So I was thinking. led matrixes are cool and all, but do I really want to invest my money in a new circuit that is only KIND OF COOL? Heck no. Thus I have back-burnered my blinky lights in lieu of something way more awesome. A robot.
My plan with this robot is to focus on simplicity and flexibility in design. Stage one is going to be building the wheels, transmission, and chassis since these are the base of the robot and probably the most significant parts. For this I’ve chosen the following components from sparkfun.com
- increased surface area contact means more torque transfered to linear power.
- duh, tank treads are super cool.
Here’s an example of what the chassis, wheels, and motor assembly should look like when completely assembled.
For the time being, I’m anxiously clicking the FedEx tracking link. but I should have more to post on this by this weekend when I get the parts.

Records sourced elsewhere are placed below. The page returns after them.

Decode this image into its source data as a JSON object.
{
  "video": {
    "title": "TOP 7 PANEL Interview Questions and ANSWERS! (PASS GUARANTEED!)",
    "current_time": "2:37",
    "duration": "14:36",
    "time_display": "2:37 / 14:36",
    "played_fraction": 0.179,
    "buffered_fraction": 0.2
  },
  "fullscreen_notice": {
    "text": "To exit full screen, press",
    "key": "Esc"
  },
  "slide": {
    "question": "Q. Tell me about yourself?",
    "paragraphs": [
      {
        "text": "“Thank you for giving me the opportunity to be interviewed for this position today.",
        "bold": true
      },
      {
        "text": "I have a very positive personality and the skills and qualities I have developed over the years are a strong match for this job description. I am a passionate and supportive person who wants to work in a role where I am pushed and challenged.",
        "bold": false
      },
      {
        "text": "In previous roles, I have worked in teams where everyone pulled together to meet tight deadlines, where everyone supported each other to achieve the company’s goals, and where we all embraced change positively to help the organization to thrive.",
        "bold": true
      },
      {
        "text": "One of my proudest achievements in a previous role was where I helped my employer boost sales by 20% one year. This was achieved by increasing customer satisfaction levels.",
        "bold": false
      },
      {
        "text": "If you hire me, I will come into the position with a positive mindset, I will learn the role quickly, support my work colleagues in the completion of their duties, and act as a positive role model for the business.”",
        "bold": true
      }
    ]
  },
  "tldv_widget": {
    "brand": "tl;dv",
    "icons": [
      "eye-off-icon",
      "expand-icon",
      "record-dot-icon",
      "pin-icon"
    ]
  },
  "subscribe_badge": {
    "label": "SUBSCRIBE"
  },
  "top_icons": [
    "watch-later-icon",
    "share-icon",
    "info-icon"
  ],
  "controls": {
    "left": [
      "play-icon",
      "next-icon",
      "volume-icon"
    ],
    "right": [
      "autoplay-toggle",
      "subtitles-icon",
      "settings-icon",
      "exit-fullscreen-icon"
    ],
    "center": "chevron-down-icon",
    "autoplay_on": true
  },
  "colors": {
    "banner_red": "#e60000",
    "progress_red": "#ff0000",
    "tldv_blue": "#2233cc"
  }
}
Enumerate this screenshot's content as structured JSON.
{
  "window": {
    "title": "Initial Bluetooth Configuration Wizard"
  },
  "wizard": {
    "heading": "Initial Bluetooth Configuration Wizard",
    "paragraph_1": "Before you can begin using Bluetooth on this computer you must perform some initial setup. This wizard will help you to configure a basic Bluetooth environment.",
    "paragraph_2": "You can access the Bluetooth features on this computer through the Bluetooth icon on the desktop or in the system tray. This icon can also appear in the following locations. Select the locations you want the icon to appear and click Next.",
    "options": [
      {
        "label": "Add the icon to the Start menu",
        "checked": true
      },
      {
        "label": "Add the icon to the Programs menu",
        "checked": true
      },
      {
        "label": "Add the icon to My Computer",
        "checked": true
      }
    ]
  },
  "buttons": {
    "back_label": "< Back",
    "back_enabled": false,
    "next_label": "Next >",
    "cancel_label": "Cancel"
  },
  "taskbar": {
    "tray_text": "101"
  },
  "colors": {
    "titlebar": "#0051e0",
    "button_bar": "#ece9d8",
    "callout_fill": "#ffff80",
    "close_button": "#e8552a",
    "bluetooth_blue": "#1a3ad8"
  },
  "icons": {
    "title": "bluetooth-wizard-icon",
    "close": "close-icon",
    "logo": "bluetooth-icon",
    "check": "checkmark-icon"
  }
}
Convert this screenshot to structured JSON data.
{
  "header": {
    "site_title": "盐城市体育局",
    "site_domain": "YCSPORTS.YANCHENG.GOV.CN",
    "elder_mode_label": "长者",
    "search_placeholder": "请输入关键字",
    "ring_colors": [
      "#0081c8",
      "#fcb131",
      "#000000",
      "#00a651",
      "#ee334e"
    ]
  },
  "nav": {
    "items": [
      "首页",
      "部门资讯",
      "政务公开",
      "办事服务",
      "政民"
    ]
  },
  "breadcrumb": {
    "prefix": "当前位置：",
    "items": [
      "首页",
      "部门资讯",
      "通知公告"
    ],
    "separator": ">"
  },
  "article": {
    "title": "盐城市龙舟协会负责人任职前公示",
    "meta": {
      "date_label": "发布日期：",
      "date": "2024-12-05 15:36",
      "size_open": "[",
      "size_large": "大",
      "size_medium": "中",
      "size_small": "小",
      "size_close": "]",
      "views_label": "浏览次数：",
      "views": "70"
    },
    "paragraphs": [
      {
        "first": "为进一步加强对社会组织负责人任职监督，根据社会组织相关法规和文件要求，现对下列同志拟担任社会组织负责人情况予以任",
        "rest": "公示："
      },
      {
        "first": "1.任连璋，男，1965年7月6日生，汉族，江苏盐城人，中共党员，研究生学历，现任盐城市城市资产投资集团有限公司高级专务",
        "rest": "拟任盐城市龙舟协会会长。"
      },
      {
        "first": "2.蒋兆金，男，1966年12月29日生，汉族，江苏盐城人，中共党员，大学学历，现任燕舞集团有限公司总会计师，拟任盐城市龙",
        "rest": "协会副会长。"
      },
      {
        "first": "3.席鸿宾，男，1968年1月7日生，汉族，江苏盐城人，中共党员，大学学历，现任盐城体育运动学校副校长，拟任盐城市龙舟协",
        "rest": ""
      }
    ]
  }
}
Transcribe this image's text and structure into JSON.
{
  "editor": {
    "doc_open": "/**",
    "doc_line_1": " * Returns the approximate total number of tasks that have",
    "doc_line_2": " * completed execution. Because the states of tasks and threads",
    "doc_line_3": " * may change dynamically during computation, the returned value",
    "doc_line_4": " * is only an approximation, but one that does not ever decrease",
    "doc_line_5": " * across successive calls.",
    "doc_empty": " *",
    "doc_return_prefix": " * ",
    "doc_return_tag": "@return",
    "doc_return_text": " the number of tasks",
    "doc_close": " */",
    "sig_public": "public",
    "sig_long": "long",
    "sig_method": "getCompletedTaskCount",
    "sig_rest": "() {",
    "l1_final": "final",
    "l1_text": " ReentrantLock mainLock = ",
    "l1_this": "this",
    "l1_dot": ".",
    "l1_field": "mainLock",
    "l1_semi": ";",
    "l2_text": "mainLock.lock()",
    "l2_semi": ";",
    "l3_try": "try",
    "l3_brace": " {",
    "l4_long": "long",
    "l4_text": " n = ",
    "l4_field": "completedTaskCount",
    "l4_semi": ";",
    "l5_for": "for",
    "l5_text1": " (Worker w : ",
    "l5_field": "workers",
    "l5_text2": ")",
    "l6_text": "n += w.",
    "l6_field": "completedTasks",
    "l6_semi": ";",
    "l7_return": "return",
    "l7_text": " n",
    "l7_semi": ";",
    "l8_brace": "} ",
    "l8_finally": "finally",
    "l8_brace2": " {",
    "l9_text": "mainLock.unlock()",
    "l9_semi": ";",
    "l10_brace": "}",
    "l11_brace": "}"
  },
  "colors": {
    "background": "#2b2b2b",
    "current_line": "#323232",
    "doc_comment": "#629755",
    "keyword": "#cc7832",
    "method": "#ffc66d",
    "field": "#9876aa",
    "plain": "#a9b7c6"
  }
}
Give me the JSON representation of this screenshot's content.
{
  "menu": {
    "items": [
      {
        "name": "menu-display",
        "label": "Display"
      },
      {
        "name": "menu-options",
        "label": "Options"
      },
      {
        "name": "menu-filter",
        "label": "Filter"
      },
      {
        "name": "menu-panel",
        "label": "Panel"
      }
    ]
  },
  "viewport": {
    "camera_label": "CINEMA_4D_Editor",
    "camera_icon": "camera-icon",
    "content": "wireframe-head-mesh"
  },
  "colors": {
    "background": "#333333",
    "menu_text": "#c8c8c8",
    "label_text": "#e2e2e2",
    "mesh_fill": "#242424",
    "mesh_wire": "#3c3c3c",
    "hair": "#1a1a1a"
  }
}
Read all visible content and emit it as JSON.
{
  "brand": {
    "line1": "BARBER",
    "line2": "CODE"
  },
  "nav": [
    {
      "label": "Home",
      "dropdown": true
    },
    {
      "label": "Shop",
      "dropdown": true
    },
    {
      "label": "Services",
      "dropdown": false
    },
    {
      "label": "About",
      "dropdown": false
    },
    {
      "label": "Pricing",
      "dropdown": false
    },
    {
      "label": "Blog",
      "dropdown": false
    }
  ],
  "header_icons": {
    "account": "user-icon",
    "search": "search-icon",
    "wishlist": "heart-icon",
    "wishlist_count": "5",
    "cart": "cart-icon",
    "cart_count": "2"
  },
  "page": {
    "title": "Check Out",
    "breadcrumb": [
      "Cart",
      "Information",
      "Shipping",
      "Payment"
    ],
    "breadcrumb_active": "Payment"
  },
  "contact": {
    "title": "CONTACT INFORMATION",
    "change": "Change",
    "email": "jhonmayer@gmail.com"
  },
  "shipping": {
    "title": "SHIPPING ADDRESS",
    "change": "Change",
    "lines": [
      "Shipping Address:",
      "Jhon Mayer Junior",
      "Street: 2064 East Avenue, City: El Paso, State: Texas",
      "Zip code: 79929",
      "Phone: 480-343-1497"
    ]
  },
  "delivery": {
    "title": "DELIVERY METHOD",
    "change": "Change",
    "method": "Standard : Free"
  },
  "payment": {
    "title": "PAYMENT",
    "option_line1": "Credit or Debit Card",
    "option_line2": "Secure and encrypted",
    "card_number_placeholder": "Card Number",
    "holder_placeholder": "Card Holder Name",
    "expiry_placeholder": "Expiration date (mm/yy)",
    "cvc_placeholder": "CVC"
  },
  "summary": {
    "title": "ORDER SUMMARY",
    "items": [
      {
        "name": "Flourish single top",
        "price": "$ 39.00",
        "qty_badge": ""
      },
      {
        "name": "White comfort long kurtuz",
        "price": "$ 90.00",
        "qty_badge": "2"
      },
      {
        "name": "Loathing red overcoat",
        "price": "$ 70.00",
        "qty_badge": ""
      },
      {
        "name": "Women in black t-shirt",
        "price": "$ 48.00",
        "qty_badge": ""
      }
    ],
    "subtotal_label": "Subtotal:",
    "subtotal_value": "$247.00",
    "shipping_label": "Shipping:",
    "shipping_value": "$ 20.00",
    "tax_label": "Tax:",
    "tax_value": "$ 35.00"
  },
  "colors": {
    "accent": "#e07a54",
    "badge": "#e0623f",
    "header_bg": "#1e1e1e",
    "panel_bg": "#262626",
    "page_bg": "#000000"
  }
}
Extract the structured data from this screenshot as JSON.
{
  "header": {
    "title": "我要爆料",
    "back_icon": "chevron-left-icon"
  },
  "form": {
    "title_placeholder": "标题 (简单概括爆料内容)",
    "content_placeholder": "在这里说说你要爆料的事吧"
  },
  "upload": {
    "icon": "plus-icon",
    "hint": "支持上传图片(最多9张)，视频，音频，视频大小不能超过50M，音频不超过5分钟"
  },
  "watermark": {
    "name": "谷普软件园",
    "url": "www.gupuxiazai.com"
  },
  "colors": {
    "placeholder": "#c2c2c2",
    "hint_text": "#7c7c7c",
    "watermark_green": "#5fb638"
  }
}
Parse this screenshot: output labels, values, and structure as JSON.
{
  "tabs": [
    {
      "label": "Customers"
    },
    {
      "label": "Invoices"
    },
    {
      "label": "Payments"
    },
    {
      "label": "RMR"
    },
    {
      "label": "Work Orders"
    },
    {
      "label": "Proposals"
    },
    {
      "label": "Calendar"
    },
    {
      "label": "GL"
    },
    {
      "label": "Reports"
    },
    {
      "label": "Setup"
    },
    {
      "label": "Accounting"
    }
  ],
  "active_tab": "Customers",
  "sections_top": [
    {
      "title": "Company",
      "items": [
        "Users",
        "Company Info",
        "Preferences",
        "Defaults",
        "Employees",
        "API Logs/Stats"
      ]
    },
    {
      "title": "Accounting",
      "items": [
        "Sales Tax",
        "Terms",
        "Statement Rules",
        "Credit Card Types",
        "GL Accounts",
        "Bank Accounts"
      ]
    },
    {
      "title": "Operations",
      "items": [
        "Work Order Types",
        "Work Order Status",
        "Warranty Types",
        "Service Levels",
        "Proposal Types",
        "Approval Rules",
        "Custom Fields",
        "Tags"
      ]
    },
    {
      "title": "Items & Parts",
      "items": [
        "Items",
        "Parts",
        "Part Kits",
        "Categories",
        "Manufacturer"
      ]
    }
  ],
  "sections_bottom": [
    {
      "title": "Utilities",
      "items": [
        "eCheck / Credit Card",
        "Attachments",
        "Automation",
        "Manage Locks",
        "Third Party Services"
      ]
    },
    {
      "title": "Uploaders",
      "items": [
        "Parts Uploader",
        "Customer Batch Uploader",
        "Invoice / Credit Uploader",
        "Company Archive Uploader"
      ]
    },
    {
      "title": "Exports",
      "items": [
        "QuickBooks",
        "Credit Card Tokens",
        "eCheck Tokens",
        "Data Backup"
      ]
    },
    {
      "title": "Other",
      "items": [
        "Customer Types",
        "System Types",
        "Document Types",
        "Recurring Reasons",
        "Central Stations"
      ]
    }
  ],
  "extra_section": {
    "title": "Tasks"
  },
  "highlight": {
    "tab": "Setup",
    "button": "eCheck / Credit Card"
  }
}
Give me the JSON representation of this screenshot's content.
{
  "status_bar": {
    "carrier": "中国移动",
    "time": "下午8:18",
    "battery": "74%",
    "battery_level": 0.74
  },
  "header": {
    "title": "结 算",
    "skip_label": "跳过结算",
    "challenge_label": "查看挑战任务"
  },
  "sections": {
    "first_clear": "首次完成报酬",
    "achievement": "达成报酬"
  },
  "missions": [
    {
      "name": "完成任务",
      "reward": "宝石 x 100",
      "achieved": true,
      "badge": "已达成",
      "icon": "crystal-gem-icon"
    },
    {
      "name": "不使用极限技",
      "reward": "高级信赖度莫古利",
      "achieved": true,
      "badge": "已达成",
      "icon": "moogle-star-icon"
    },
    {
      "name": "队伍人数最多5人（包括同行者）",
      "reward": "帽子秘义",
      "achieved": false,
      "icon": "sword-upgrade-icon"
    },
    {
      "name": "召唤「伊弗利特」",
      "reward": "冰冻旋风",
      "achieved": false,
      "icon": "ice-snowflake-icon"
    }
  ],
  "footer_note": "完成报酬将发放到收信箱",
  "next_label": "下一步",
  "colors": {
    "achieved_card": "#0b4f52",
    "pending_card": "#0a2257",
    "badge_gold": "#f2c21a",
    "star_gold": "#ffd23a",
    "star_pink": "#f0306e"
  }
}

For phase 2, I’m designing an all purpose control board for the robot. I’m going to put quite a bit of work and research into designing the control board before I get a prototype made because I really only want to do this once. At the center of the control board will be the ATmega328P microcontroller (my favorite for innumerable reasons) clocked externally at 16MHz via a crystal oscillator and programmable via a 10 pin ICSP. The board will also contain the power subsystem, which will provide busses at 5V and 3.3V (common power supply for most IC’s), An RS-232 UART subcircuit for debugging and communication with the PC, a breakout for an XBee wireless module(future planned addition), a buzzer, and breakout ports for all of the remaining usable pins. You might notice that the control board contains no permanent I/O as far as sensors and displays are concerned. I am trying to keep the main board as simple as possible, but with the ability to add on or remove additional devices as I see fit by designing them externally and interfacing them with the broken out pins on the micro. This way I can easily add or change any peripherals and continuously learn new things using my robot as a base platform.